Looking forward is to look to the past, and the cyclical nature of the fashion industry is not exclusive to style. Designers like Ann Lowe, Patrick Kelly and Stephen Burrows laid much of the foundation for designers of color to be valued in the industry. In the 1960s and 1970s, African American women dominated runways around the world. But the 1990s ushered a regressive shift backward, spurring a no-holds-barred response by communities of color in the 2000s to make their own labels like FUBU (For Us By Us) and Apple Bottoms, a direct jab to the discrimination that women of color face.

In addition to creating brands, diversity watchdogs and activists like Hardison continue to actively track diversity on the runways and worked with companies to change the visible issues. These efforts have not proved futile; a 2008 New York Fashion Week (NYFW) diversity report by Jezebel noted 12 percent of the models cast were non-white or European. Ten years later, the September 2018 NYFW was the most diverse ever with women of color making up 44.8 percent of the models cast, according to a report by the Fashion Spot.

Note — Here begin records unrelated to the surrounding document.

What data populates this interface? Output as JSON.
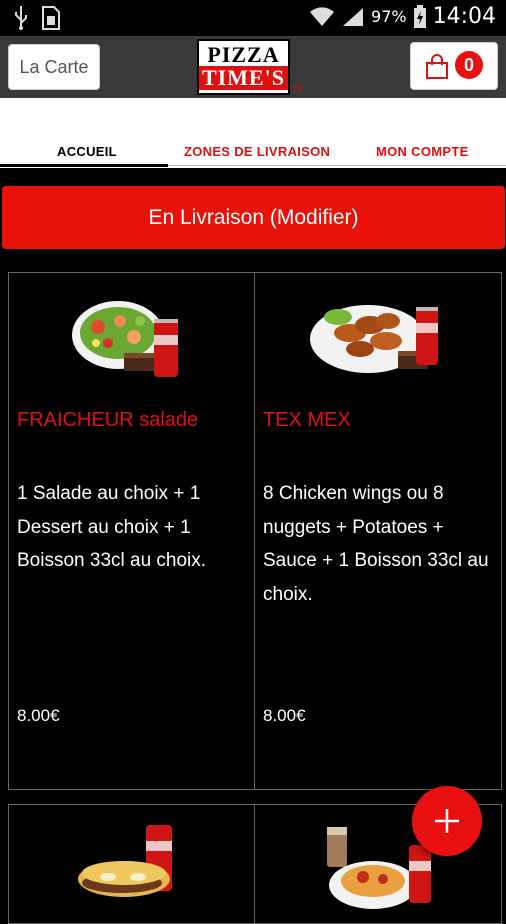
{
  "status_bar": {
    "battery_pct": "97",
    "battery_pct_unit": "%",
    "time": "14:04"
  },
  "header": {
    "menu_button_label": "La Carte",
    "logo": {
      "line1": "PIZZA",
      "line2": "TIME'S",
      "tm": "TM"
    },
    "cart_count": "0"
  },
  "tabs": [
    {
      "label": "ACCUEIL",
      "active": true
    },
    {
      "label": "ZONES DE LIVRAISON",
      "active": false
    },
    {
      "label": "MON COMPTE",
      "active": false
    }
  ],
  "delivery_button_label": "En Livraison (Modifier)",
  "menu_items": [
    {
      "title": "FRAICHEUR salade",
      "description": "1 Salade au choix  + 1 Dessert au choix  + 1 Boisson 33cl au choix.",
      "price": "8.00€",
      "image": "salad-coca-dessert"
    },
    {
      "title": "TEX MEX",
      "description": "8 Chicken wings ou 8 nuggets  + Potatoes  + Sauce  + 1 Boisson 33cl au choix.",
      "price": "8.00€",
      "image": "wings-coca-dessert"
    },
    {
      "title": "",
      "description": "",
      "price": "",
      "image": "sandwich-coca"
    },
    {
      "title": "",
      "description": "",
      "price": "",
      "image": "pasta-coca-milkshake"
    }
  ],
  "colors": {
    "accent": "#e81208",
    "appbar": "#3a3a3a",
    "background": "#000000"
  }
}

The latest outbreak of racial terror in fashion has led many of the companies involved to form new councils and make resolutions directed at opening the door to more conversation around inclusion. Dapper Dan of Harlem’s online proclamation to help Gucci do and be better spurred the brand’s interest in working toward a new inclusive hiring program and fostered conversations with designers and others in the fashion industry. On the other hand, Prada’s newly formed diversity council in response to its Sambo baubles will be led by film director Ava DuVernay and artist Theaster Gates. The council is a step in the right direction for the brand, but it still misses the mark. Are there no people actively involved in fashion that are respected and trusted by the brand to lead the charge? The commitment Duvernay and Gates have toward progress for people of color is undeniable, but they are not representative of all people of color and are a strange choice to speak on behalf of a group of people in an adjacent industry. On its face, Prada’s efforts are disingenuous, opting for a PR moment rather than working with ready-vested organizations like Hardison’s Diversity Coalition already doing this type of work.

As an industry, fashion is evolving to be more inclusive and diverse, but not by their own merits. The continued critique of those who are truly invested in moving the industry forward will be critical in changing the industry from reactive to proactive and finally breaking the cycle.


Photograph by Getty Images